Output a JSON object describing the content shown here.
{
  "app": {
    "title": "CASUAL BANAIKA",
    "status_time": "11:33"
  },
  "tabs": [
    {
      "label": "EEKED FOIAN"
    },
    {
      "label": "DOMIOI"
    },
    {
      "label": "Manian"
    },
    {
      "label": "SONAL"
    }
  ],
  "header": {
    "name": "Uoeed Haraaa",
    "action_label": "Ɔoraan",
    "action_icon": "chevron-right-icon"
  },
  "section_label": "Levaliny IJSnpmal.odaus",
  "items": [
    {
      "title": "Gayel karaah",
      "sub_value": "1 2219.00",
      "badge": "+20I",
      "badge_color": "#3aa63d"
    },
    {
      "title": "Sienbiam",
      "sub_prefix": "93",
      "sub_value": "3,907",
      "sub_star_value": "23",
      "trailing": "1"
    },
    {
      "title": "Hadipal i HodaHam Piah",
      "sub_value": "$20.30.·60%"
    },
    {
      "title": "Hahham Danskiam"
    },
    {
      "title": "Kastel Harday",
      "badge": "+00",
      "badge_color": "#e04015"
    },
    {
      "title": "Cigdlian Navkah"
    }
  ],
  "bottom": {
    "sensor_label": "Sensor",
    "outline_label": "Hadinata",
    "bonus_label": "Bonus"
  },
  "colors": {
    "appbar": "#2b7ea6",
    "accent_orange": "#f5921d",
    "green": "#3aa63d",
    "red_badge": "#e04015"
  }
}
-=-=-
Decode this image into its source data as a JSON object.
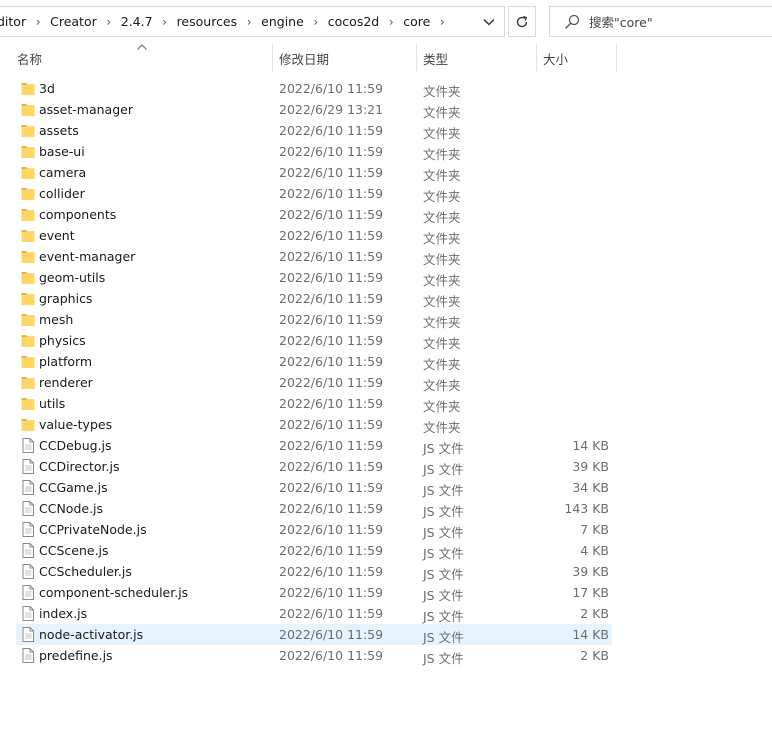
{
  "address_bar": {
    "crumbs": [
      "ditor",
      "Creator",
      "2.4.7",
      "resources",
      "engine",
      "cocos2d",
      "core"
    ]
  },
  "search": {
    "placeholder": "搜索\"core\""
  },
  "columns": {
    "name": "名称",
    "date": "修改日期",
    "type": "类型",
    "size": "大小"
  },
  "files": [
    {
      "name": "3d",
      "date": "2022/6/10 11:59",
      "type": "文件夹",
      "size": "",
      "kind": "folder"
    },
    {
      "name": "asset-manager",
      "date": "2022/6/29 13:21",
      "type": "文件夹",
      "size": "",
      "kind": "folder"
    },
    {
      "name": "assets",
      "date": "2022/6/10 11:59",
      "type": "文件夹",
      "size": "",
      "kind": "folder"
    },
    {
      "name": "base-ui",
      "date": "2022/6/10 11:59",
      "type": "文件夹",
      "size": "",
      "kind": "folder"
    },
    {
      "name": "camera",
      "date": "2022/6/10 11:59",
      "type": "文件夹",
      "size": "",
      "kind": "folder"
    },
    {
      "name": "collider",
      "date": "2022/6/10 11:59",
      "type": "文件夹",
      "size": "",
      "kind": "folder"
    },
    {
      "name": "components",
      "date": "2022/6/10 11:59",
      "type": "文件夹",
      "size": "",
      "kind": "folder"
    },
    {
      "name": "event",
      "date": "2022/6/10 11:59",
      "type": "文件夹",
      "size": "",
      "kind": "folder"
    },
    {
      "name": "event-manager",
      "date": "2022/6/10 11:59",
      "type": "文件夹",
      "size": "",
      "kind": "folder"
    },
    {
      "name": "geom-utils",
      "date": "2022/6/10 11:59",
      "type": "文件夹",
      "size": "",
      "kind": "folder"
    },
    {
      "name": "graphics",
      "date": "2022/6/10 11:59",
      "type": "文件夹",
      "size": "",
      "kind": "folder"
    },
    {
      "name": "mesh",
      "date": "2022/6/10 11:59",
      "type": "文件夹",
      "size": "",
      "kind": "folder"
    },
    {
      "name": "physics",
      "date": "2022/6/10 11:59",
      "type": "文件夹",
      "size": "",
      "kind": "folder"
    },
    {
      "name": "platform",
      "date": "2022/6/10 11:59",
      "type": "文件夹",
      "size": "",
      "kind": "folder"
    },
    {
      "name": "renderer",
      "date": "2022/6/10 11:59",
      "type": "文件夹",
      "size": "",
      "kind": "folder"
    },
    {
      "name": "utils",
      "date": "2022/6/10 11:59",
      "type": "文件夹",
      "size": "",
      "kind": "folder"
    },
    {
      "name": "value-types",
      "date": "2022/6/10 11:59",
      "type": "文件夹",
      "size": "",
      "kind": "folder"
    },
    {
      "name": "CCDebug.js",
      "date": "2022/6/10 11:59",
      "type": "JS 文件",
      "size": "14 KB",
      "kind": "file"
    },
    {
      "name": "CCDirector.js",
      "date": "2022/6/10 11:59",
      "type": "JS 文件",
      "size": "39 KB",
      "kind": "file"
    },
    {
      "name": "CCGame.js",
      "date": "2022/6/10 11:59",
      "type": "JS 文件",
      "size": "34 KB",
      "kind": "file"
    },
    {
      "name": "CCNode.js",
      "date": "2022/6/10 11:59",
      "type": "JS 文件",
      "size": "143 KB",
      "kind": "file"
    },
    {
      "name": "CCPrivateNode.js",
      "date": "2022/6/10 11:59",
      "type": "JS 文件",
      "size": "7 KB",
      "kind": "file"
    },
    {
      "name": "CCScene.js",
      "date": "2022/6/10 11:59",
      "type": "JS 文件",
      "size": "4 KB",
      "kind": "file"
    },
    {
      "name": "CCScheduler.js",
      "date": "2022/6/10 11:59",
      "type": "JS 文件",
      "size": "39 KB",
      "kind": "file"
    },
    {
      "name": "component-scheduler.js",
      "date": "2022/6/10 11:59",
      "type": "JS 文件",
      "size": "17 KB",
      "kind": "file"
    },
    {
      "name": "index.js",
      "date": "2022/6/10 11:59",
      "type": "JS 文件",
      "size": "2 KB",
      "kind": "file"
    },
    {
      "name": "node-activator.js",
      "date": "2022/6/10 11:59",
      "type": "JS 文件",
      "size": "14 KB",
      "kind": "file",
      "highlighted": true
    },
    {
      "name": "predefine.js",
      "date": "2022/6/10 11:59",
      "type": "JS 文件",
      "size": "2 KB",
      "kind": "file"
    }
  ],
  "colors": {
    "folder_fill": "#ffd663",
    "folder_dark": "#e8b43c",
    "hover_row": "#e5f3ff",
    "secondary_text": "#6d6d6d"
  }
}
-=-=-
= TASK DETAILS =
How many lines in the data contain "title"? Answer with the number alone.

= ANSWER BOX =
7